As for the cost, Unity is a for profit company. While there are free and open source game development tools available, they don't even come close in terms of functionality. Unity is not just a game engine, it is a suite of middleware tools to support game development within a clean and extensible UI. Not only that, but they supported IPad before the thing was released. They also pay licensing fees for all the 3rd party engines and tools that are integrated. The fact that you can develop a for profit game without paying them a cent is incredibly generous and any game engine that could be compared to Unity will also charge for their product.

The $99/year fee isn't exactly bank-breaking. This exists to help pay for running the program, and, honestly, as a small measure of commitment on the part of the developer, to help weed out those who aren't really serious and just waste time and resources. If you're planning on paying that anyway, you might as well just do it now so you can use Unity iPhone to its full capacity, and not worry about whether your optimizations and control methods are going to be effective or not.

Note that in Unity 2.x, you would import the Unity project into Unity iPhone. While script files and assets are compatible between the two, you will be working in a different project and will have to manually move changes that you want to share from one project to the other.

One of the announced features of Unity 3 (due this summer) is that Unity and Unity iPhone will continue to be separate licenses but will no longer be separate editors. So you should not need to import the project into Unity iPhone, and further, you should be able to develop a game that can be built for multiple platforms from a single project, by using conditional compilation flags, runtime checks, and maybe other tricks.

Along these lines,

We're doing all our art creation on PC's, and I do the occasional UI javascripting on the PC as well. I've set up the scene files on the PC, but our programmer is unable to open them in iPhone Unity. Is there a trick to getting them to open on his end?
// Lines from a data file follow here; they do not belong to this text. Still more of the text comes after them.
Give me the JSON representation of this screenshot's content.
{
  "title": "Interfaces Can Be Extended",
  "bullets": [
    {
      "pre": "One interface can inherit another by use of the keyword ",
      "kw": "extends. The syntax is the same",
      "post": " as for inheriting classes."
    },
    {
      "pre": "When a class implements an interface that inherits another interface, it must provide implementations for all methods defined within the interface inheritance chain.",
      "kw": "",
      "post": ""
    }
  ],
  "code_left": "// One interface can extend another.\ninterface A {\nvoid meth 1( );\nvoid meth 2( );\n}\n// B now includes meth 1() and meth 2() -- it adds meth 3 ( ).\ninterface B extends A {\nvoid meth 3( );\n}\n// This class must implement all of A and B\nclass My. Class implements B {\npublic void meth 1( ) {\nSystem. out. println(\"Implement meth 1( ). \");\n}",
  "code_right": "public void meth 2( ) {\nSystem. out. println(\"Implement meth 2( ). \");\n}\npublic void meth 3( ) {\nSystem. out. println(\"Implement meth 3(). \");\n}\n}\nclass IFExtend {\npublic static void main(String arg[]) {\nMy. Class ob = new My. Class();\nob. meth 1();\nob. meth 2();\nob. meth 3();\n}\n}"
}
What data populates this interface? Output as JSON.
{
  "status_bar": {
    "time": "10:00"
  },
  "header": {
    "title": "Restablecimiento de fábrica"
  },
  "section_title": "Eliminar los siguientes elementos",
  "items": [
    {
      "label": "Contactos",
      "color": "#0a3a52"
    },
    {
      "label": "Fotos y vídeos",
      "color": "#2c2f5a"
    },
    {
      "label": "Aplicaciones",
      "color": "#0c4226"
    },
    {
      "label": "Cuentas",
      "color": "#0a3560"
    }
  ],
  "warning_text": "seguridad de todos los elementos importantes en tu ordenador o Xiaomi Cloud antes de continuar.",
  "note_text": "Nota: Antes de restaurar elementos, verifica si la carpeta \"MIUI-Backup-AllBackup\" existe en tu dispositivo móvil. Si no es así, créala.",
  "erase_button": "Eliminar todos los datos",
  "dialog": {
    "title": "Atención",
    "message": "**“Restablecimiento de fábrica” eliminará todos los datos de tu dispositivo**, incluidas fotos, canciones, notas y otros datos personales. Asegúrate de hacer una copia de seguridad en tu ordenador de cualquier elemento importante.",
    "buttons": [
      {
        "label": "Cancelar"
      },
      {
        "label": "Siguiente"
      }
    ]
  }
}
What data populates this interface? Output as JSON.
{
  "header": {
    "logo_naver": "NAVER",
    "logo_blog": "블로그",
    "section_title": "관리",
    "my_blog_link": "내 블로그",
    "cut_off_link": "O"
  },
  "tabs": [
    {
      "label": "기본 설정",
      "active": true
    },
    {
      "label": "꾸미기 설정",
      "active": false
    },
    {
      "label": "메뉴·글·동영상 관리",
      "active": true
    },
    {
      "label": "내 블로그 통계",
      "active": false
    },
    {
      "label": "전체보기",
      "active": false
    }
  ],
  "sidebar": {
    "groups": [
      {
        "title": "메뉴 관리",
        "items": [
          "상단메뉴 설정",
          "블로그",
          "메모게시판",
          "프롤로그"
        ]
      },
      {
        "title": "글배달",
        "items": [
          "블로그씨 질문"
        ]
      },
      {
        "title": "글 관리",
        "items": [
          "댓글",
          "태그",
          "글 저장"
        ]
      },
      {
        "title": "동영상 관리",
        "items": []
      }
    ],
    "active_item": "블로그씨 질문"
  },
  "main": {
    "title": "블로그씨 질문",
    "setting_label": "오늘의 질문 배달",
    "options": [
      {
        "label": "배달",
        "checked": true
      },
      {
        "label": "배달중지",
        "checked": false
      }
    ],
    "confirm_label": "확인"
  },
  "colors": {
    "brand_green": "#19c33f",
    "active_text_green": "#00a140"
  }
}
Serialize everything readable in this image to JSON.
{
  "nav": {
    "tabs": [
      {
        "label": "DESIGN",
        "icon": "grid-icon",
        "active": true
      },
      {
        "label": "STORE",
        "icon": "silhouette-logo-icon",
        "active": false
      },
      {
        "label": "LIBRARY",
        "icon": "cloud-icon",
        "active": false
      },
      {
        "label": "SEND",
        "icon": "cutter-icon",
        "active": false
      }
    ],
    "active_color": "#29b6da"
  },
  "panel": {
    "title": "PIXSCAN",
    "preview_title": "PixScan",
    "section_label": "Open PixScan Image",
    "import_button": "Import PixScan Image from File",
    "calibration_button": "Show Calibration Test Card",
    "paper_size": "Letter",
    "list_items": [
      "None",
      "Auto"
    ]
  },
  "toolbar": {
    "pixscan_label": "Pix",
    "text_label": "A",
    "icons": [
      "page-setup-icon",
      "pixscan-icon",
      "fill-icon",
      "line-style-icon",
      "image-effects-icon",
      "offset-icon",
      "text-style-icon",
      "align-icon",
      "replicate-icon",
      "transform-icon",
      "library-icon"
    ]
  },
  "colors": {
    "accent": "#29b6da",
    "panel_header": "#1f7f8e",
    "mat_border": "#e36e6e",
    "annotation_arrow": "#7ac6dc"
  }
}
I tried exporting the project as a package and having him open it that way, without success.

When he open the files, there's nothing in the scene. Not even the default Main Camera.